Saved data entries:
Segment Open
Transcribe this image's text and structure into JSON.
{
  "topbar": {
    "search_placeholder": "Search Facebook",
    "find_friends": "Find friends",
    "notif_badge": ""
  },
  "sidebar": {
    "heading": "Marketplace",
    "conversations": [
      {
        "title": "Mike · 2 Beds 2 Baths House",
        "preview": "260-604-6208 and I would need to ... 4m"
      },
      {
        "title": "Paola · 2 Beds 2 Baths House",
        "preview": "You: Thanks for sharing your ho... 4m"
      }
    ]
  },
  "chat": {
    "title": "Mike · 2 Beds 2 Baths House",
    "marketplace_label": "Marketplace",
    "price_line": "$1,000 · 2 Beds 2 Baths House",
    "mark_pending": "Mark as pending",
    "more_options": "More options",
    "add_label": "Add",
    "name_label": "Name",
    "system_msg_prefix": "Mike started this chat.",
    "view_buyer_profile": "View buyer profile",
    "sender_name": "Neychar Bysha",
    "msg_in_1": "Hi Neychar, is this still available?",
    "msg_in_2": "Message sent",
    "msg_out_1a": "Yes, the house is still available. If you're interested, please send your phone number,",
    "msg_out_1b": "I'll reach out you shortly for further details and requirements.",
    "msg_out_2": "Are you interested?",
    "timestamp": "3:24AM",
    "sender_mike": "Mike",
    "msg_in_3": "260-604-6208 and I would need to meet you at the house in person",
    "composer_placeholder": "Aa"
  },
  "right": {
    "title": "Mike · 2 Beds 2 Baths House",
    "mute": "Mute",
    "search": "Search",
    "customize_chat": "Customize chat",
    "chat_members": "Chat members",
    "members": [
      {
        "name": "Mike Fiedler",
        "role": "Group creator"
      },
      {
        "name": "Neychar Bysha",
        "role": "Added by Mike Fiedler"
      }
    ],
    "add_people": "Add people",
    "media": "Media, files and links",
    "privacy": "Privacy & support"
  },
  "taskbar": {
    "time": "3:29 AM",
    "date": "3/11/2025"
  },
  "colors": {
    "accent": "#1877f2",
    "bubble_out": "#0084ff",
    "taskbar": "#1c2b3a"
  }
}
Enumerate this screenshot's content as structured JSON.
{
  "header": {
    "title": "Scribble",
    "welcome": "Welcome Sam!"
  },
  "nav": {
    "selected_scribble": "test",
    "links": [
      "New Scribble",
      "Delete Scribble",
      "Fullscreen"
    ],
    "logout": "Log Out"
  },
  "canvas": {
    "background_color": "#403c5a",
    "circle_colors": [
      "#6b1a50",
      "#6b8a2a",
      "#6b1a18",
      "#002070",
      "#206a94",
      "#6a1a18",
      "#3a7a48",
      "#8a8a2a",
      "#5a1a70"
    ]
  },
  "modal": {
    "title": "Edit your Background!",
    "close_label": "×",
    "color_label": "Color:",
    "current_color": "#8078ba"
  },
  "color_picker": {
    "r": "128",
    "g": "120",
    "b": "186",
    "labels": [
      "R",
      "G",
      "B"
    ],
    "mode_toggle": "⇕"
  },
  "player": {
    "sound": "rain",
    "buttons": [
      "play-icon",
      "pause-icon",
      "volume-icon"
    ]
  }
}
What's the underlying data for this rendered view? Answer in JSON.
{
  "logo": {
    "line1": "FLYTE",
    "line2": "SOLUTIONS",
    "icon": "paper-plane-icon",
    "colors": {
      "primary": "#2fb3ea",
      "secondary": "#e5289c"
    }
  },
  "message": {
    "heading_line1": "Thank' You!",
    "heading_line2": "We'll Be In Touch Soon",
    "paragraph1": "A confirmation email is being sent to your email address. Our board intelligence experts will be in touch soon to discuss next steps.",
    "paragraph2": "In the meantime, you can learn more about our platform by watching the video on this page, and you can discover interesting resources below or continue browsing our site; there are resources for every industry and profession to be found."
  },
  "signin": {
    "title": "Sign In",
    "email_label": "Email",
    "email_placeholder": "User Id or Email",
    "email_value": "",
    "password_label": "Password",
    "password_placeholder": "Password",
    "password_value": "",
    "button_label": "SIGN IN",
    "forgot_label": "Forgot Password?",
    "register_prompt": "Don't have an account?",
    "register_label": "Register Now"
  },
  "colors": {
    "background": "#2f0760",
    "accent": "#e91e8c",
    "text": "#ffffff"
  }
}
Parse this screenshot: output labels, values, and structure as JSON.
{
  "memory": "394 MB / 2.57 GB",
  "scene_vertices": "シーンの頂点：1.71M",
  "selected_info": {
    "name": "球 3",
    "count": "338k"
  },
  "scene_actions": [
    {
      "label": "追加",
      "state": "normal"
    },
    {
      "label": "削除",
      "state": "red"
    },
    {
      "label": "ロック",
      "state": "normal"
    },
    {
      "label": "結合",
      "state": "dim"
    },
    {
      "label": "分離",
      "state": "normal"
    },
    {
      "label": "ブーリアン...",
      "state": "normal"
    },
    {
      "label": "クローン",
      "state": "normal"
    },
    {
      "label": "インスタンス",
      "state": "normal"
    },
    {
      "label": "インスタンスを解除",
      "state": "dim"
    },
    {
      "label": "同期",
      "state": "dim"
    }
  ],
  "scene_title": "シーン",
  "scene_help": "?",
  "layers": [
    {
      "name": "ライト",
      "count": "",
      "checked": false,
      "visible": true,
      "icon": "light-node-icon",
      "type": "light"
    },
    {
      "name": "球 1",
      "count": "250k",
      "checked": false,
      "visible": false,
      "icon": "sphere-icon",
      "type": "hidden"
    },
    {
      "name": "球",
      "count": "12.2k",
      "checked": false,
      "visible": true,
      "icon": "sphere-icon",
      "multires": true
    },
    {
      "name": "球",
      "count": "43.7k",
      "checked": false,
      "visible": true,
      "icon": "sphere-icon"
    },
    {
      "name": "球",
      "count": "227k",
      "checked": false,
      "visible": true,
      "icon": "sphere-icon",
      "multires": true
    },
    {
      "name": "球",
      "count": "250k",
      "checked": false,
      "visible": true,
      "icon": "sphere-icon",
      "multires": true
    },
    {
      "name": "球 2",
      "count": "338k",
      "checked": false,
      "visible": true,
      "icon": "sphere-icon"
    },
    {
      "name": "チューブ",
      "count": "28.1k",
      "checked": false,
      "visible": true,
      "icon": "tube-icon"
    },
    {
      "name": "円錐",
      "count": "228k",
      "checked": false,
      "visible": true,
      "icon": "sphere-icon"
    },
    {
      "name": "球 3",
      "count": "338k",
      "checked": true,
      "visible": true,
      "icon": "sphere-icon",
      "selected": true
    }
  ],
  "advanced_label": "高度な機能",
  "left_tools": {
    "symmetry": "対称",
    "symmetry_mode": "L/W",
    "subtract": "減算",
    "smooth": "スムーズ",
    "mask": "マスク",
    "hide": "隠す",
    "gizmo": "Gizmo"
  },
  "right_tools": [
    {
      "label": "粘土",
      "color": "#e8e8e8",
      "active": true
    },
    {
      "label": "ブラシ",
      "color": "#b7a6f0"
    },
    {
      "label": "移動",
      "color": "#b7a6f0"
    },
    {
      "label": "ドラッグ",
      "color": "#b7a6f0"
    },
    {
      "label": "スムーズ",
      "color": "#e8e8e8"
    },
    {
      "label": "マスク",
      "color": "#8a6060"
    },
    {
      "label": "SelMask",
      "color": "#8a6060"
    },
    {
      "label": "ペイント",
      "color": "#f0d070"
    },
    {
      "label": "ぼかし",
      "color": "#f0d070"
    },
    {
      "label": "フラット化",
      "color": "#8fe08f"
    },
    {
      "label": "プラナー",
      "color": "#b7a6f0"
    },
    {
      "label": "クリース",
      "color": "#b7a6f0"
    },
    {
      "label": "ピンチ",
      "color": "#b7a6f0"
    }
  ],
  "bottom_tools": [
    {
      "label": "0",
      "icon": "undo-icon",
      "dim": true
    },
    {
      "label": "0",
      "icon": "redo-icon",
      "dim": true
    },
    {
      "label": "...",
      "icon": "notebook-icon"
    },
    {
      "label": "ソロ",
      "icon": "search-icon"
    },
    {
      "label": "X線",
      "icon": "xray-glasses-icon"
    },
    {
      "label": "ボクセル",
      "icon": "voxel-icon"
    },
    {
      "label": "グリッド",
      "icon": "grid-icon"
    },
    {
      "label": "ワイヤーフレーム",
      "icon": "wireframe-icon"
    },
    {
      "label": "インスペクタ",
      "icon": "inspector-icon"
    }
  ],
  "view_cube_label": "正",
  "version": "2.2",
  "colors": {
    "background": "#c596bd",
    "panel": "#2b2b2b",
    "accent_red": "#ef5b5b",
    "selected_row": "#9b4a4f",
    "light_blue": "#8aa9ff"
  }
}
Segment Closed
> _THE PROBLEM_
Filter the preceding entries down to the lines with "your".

> _SOLUTION FOR THIS TASK_
        "preview": "You: Thanks for sharing your ho... 4m"
    "msg_out_1a": "Yes, the house is still available. If you're interested, please send your phone number,",
    "title": "Edit your Background!",
    "paragraph1": "A confirmation email is being sent to your email address. Our board intelligence experts will be in touch soon to discuss next steps.",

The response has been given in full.